-- App and web page records --
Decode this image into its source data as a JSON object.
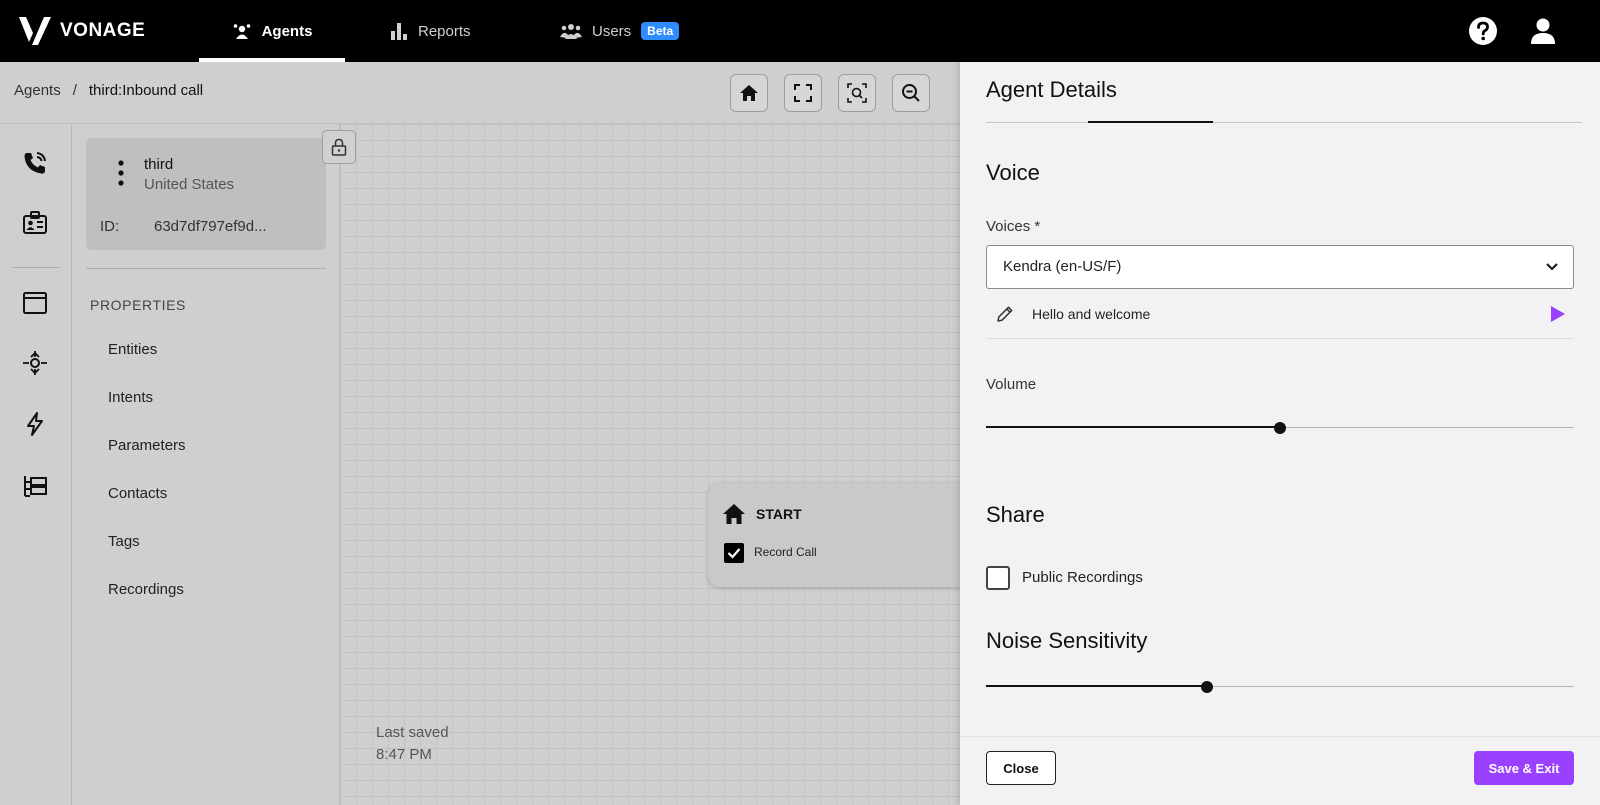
{
  "brand": {
    "name": "VONAGE"
  },
  "nav": {
    "agents": "Agents",
    "reports": "Reports",
    "users": "Users",
    "users_badge": "Beta"
  },
  "breadcrumb": {
    "root": "Agents",
    "separator": "/",
    "current": "third:Inbound call"
  },
  "agent": {
    "name": "third",
    "country": "United States",
    "id_label": "ID:",
    "id_value": "63d7df797ef9d..."
  },
  "properties": {
    "title": "PROPERTIES",
    "items": [
      "Entities",
      "Intents",
      "Parameters",
      "Contacts",
      "Tags",
      "Recordings"
    ]
  },
  "canvas": {
    "start_node": {
      "label": "START",
      "checkbox_label": "Record Call",
      "checked": true
    },
    "last_saved_label": "Last saved",
    "last_saved_time": "8:47 PM"
  },
  "drawer": {
    "title": "Agent Details",
    "voice": {
      "section_title": "Voice",
      "voices_label": "Voices *",
      "selected_voice": "Kendra (en-US/F)",
      "preview_text": "Hello and welcome"
    },
    "volume": {
      "label": "Volume",
      "value_fraction": 0.5
    },
    "share": {
      "section_title": "Share",
      "public_recordings_label": "Public Recordings",
      "public_recordings_checked": false
    },
    "noise": {
      "section_title": "Noise Sensitivity",
      "value_fraction": 0.375
    },
    "close_label": "Close",
    "save_label": "Save & Exit"
  },
  "colors": {
    "accent": "#9941ff",
    "beta_badge": "#2f8cff",
    "topbar": "#000000"
  },
  "icons": {
    "rail": [
      "phone-icon",
      "id-card-icon",
      "window-icon",
      "network-icon",
      "lightning-icon",
      "tree-icon"
    ],
    "top_right": [
      "help-icon",
      "user-icon"
    ],
    "tools": [
      "home-icon",
      "fullscreen-icon",
      "zoom-fit-icon",
      "zoom-out-icon"
    ]
  }
}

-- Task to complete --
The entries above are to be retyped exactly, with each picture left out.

-- Task solution --
Decode this image into its source data as a JSON object.
{
  "brand": {
    "name": "VONAGE"
  },
  "nav": {
    "agents": "Agents",
    "reports": "Reports",
    "users": "Users",
    "users_badge": "Beta"
  },
  "breadcrumb": {
    "root": "Agents",
    "separator": "/",
    "current": "third:Inbound call"
  },
  "agent": {
    "name": "third",
    "country": "United States",
    "id_label": "ID:",
    "id_value": "63d7df797ef9d..."
  },
  "properties": {
    "title": "PROPERTIES",
    "items": [
      "Entities",
      "Intents",
      "Parameters",
      "Contacts",
      "Tags",
      "Recordings"
    ]
  },
  "canvas": {
    "start_node": {
      "label": "START",
      "checkbox_label": "Record Call",
      "checked": true
    },
    "last_saved_label": "Last saved",
    "last_saved_time": "8:47 PM"
  },
  "drawer": {
    "title": "Agent Details",
    "voice": {
      "section_title": "Voice",
      "voices_label": "Voices *",
      "selected_voice": "Kendra (en-US/F)",
      "preview_text": "Hello and welcome"
    },
    "volume": {
      "label": "Volume",
      "value_fraction": 0.5
    },
    "share": {
      "section_title": "Share",
      "public_recordings_label": "Public Recordings",
      "public_recordings_checked": false
    },
    "noise": {
      "section_title": "Noise Sensitivity",
      "value_fraction": 0.375
    },
    "close_label": "Close",
    "save_label": "Save & Exit"
  },
  "colors": {
    "accent": "#9941ff",
    "beta_badge": "#2f8cff",
    "topbar": "#000000"
  },
  "icons": {
    "rail": [
      "phone-icon",
      "id-card-icon",
      "window-icon",
      "network-icon",
      "lightning-icon",
      "tree-icon"
    ],
    "top_right": [
      "help-icon",
      "user-icon"
    ],
    "tools": [
      "home-icon",
      "fullscreen-icon",
      "zoom-fit-icon",
      "zoom-out-icon"
    ]
  }
}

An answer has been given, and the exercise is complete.